Saffrons to turn up heat on Meath in quest for cup glory
The rich promise of a dual trophy triumph within a matter of weeks is doing much to assuage the disappointment, acrimony and controversy that enveloped Antrim hurling earlier in the year.
Today the Saffrons will meet Meath in the Christy Ring Cup final at Croke Park and then on Saturday week they will confront Derry in the Ulster Championship semi-final in what they hope will prove the prelude to the retention of their title.
Yet the scars that remain from a depressing league itinerary, the unexpected departure of the then manager P J O'Mullan and a ration of internal frustration will ensure that the team remains grounded in its pursuit of what is a significant sporting double.
Dominic McKinley has assumed the role of spokesman for the quartet now entrusted with governing Antrim's on-field activity - Terence McNaughton, Neil Pedan and Gary O'Kane complete the ensemble - and pulls no punches in a stark assessment of the challenge facing the side today.
"It's absolutely essential that we play at full throttle for the entire 70 minutes," insists McKinley.
"We got a right scare against Down in the semi-final. Meath are no slouches, they are tough and tenacious and you know they are going to play to the final whistle."
Antrim will encounter one of their own today as Meath selector and coach Michael McCullough has saffron blood in his veins.
"We would know Michael and he has worked with a few Ulster counties so he has a good pedigree," says McKinley, "I'm sure he'll be keen to put one over on us."
Antrim's recovery from their woeful league campaign has triggered optimism that they can come good today.
Skipper Conor Carson, who scored the only goal in the semi-final against Down, leads a team that is an amalgam of rugged experience and ebullient youth.
Ciaran Clarke's phenomenal scoring feats, Neal Macauley's defensive solidity, Simon McCrory's versatility and the varied talents of the Johnston brothers Conor and Ciaran bolster a team that has rediscovered self-belief

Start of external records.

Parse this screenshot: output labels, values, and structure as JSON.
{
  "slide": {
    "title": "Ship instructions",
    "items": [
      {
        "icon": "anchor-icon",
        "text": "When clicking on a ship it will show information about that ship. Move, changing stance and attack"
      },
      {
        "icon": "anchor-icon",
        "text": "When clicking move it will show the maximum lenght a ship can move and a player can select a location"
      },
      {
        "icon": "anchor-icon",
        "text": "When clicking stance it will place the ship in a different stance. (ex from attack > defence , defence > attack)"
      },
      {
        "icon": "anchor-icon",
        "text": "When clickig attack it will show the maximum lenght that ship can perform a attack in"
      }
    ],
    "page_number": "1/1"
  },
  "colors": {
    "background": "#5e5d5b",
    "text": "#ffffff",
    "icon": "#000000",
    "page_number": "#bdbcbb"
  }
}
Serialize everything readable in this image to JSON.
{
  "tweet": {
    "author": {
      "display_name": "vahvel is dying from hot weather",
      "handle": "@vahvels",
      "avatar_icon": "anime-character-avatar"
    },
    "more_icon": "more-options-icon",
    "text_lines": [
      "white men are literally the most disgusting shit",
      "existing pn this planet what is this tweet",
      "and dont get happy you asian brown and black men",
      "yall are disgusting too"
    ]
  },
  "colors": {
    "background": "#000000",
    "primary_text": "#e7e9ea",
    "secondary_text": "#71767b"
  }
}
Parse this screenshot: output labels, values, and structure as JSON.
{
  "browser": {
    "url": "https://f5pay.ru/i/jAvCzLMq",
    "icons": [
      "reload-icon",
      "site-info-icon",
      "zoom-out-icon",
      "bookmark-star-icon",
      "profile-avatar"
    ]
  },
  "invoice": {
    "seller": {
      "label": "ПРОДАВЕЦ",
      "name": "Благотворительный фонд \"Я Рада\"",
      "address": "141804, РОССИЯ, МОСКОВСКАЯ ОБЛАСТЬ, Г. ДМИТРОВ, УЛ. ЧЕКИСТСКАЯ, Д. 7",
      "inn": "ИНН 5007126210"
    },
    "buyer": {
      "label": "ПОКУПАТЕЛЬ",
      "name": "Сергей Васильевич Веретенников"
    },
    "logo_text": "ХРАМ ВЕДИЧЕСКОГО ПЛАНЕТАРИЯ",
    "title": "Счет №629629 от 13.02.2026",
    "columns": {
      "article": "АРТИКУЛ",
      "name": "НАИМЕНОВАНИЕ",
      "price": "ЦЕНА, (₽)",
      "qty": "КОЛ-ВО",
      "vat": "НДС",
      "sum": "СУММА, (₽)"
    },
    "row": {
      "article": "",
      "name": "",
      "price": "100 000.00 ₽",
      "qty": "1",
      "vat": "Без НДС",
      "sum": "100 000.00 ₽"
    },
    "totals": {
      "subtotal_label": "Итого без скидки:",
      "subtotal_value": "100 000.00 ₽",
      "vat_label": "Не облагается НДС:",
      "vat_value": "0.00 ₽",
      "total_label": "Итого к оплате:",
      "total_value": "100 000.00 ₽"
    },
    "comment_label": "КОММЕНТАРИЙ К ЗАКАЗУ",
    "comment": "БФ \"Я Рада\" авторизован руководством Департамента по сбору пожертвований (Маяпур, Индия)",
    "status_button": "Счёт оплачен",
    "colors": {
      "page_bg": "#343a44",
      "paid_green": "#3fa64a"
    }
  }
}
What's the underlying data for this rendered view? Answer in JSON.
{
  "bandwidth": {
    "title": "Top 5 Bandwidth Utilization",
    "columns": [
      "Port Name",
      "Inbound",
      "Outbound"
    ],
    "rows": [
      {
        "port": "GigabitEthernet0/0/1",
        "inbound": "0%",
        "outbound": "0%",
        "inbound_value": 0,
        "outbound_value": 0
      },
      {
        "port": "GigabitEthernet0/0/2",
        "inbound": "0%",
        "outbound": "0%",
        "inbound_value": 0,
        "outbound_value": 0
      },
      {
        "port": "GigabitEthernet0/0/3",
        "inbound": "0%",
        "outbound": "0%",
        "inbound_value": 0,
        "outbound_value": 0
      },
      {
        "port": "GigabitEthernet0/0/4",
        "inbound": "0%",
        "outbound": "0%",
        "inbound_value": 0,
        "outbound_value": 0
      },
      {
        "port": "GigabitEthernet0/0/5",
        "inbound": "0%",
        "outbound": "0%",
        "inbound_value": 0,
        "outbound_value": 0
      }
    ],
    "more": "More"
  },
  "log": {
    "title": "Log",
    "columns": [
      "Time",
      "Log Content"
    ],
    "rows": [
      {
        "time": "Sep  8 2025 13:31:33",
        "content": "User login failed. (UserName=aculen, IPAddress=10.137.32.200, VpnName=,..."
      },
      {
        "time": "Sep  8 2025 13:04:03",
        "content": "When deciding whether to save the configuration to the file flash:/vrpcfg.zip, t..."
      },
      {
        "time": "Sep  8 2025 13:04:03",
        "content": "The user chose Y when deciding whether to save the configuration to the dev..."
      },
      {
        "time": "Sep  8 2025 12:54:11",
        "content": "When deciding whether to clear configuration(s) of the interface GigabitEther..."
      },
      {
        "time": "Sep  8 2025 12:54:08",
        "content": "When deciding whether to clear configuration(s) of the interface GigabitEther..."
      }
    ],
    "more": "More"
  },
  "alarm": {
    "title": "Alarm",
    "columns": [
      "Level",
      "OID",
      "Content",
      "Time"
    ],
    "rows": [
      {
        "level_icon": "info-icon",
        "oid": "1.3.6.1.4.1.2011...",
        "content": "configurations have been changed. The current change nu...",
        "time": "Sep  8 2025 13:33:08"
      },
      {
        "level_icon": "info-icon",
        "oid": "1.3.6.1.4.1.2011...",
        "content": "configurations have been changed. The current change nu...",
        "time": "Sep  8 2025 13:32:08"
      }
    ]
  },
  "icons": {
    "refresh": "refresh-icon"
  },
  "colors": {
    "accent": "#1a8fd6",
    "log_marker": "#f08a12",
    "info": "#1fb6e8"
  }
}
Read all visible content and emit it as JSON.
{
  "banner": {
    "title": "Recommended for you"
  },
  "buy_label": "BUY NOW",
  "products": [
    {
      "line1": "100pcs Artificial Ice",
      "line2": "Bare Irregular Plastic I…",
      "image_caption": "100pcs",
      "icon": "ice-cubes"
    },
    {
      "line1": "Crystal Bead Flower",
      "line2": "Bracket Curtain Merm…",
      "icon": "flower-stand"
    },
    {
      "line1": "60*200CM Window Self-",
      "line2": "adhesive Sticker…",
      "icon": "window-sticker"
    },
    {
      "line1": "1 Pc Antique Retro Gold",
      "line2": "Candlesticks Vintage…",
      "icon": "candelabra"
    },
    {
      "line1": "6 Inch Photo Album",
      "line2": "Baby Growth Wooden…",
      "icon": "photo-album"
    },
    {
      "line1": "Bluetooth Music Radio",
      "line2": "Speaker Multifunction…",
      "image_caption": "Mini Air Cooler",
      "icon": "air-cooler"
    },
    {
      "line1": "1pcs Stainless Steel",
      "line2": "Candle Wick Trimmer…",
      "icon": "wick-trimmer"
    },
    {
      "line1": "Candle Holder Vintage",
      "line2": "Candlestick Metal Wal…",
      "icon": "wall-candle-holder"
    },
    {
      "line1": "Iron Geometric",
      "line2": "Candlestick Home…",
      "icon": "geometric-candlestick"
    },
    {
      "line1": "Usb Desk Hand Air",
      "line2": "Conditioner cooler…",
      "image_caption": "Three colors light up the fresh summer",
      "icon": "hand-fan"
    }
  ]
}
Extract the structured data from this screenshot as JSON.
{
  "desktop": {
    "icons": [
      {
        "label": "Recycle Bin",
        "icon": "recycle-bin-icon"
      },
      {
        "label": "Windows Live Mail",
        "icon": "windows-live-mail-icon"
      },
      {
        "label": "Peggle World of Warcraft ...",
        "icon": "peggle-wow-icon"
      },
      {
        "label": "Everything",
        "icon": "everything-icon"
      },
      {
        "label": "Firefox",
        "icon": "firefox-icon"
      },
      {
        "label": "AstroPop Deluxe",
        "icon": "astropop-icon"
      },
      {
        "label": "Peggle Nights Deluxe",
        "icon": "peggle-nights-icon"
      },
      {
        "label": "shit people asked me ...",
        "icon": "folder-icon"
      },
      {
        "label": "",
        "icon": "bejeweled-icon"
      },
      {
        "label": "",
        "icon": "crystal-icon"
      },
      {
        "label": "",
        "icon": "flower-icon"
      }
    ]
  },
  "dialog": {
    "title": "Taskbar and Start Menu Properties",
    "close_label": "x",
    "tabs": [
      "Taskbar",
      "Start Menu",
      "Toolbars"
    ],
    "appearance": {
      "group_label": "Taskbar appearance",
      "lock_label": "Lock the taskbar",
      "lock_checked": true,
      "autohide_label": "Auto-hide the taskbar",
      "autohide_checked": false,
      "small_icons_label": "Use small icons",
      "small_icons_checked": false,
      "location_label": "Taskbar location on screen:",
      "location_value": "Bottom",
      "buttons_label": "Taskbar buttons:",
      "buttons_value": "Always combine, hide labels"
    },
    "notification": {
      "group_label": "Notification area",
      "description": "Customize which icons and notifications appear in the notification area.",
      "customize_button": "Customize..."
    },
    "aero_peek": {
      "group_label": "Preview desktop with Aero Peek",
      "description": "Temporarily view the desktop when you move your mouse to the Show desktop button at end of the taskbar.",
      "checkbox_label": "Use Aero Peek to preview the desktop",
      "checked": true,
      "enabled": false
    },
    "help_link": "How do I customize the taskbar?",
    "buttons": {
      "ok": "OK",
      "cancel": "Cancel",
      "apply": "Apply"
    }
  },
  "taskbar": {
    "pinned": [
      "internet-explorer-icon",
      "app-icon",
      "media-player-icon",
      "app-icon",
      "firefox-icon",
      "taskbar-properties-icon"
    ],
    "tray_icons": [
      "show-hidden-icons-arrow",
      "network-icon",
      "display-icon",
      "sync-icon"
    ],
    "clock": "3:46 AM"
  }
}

Conor McKinley remains a defensive plank while Eddie McCloskey and Eoghan Campbell bring poise and flair in abundance.
It's 10 years since Antrim won the Christy Ring Cup but while the glint of silverware will do much to brighten the gloom that has pierced the county of late, management spokesman McKinley points out that there is an even bigger prize on offer.
"Our aim is to get back into the Leinster Championship and compete in the top tier of the All-Ireland series," declares McKinley.
"That's where these boys want to be playing their hurling. No disrespect to anyone but we feel we should be moving up there and today we get a golden opportunity to show we can achieve that." Meath were fully extended by an uncompromising Kildare side in their semi-final just managing to come out on top by 1-21 to 0-21. Manager Michael Ennis believes, though, that his side can show the benefits of that high octane encounter today.
"We had to rise to the occasion against Kildare and we will need to go up another level today. I think our semi-final performance shows we are capable of that," says Ennis.
James Toher, who scored 0-12 against Kildare, will present a big threat to the Antrim defence today as will Stephen Morris while Shane McCann, David Donoghue and Damien Healy can prop up the defence.
Joey Keena, Jack Regan and Michael O'Grady are other influential players in the side.
Antrim floundered in the first-half against Down before scoring 1-17 in the second-half.
Today, though, their aim will be to start the match in overdrive and maintain their momentum throughout.
Antrim: C O'Connell; S McCrory, T McCloskey, M Burke; O McFadden, N McAuley, C McKinley; E Campbell, N McKenna; E McCloskey, C Carson, J Connolly; Conor Johnston, S McAfee, C Clarke